Last week, this paper reported on the unrealistic workloads which have led to the disruption, with 8000 complaints to the council in the five weeks after a new system was introduced.
My office has been repeatedly contacted by residents, particularly elderly citizens, who don’t understand why their rubbish is not being taken away. Union Unison says that 32 posts have been axed as part of the reorganisation, with inevitable consequences.
All these problems facing our city are fixable. But it requires cold, hard cash.
Tomorrow, Derek Mackay can stand up in the chamber and announce that he will use Holyrood’s powers to make the very richest in society pay more to fund public services for us all.
He can use that money to stop the cuts to Edinburgh City Council, which have left elderly residents not receiving the care they need, children living in cold hostels, and rubbish piling up on the kerbside.
Come on Derek – do the right thing.
Still a chance to put a stop to Brexit madness
WHAT extraordinary drama at Westminster.

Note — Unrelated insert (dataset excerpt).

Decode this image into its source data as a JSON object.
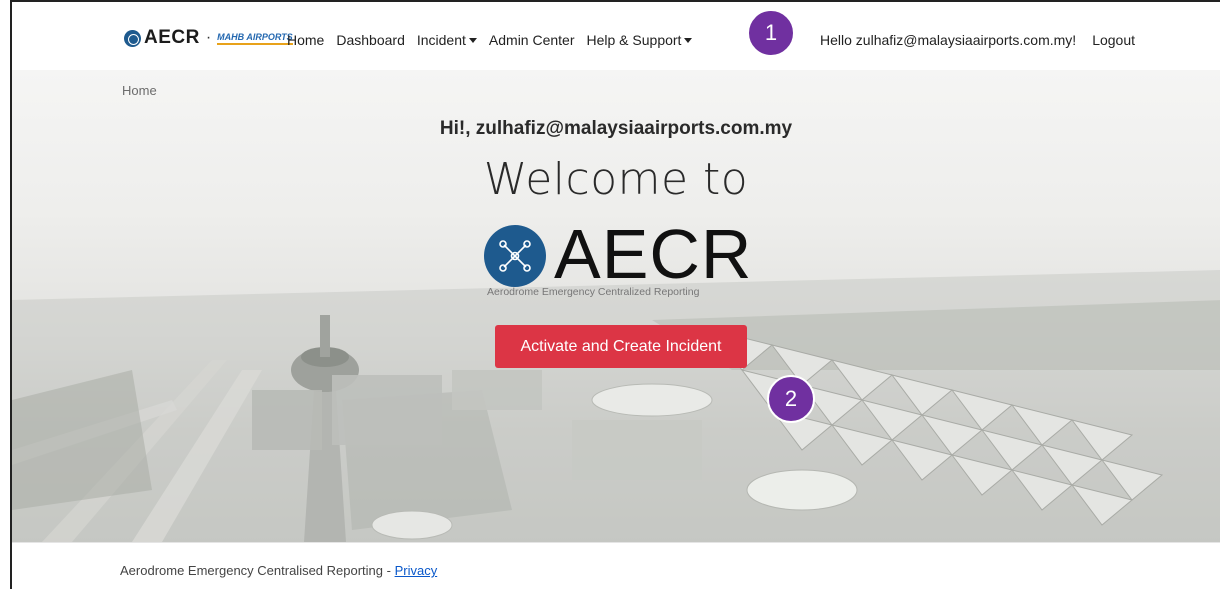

After all the twists and turns of the Brexit saga, yesterday we came within 24 hours of the meaningful vote – only for it be cancelled at the last minute. It’s now simply impossible to predict what is going to happen over the coming hours and days.
There is, of course, no such thing as a good Brexit deal, because leaving the EU will cost jobs. So whenever the vote on Theresa May’s deal happens – tweaked or not – I very much hope that MPs will reject it, because it would make people in this city worse off.
I’m confident that every MP representing our region will vote against it: my Labour colleagues Ian Murray, Danielle Rowley and Martin Whitfield; the SNP’s Joanna Cherry, Tommy Sheppard , Hannah Bardell and Deidre Brock; and LibDem Christine Jardine.
The least-worst option for our economy would be to remain in the Single Market and the Customs Union, which would save many of the jobs that are crucial for growth in this city.
But the best deal is the one we currently have as a full member of the European Union.
And that’s an option we can still choose – it doesn’t have to be a choice between a bad deal or no-deal. Yesterday’s ruling in the European Court of Justice proved that, once and for all.
We can remain in the EU with a People’s Vote. Support for this is growing every day in the country, and inch-by-inch it’s gaining support in the Commons too. At the weekend, Shadow sports minister Rosena Allin-Khan became the latest MP to join the People’s Vote campaign and said it is ‘time to take the Brexit decision back to the people’.
I am hopeful we will soon reach the point where there is a parliamentary majority for a People’s Vote.
And then we can end this Brexit madness.
Compassionate Conservatives? Tories have shown they are as toxic as ever
Whether it’s carers in care homes or academics in our universities, this city is powered by the labour of EU nationals.
As many as 39,000 of them have chosen to make Edinburgh their home. It’s where their roots are, where their taxes are paid, and where their families are raised.
Yet still, there’s a huge intimidating question mark hanging over their heads caused by Brexit. The Tories’ attempt to alleviate fears that they might not be allowed to stay is a settled status scheme, which would provide EU nationals with the necessary paperwork to, well, stay exactly where they, and doing what they are doing. And the price of such a privilege? £65.
Rightly outraged, but also acutely aware of the impact on key services if migrants leave, the SNP government offered to pay it for all EU nationals in Scotland that work in our public services.
Fast forward a few weeks and this miserly miserable excuse for a UK Government has constructed the scheme in such a way that payments from third parties won’t be accepted. Ministers will literally make EU nationals pay the price of their own foolhardiness.
The SNP used to spend much of its time retoxifying the Tories after a decade-long makeover under the likes of David Cameron and Ruth Davidson, whose attempts to craft a more compassionate Conservatism made some headway. The SNP need not bother any more.
The Nationalists can put their feet up and watch the Tories destroy any progress themselves with policies like this, the rape clause, and Universal Credit.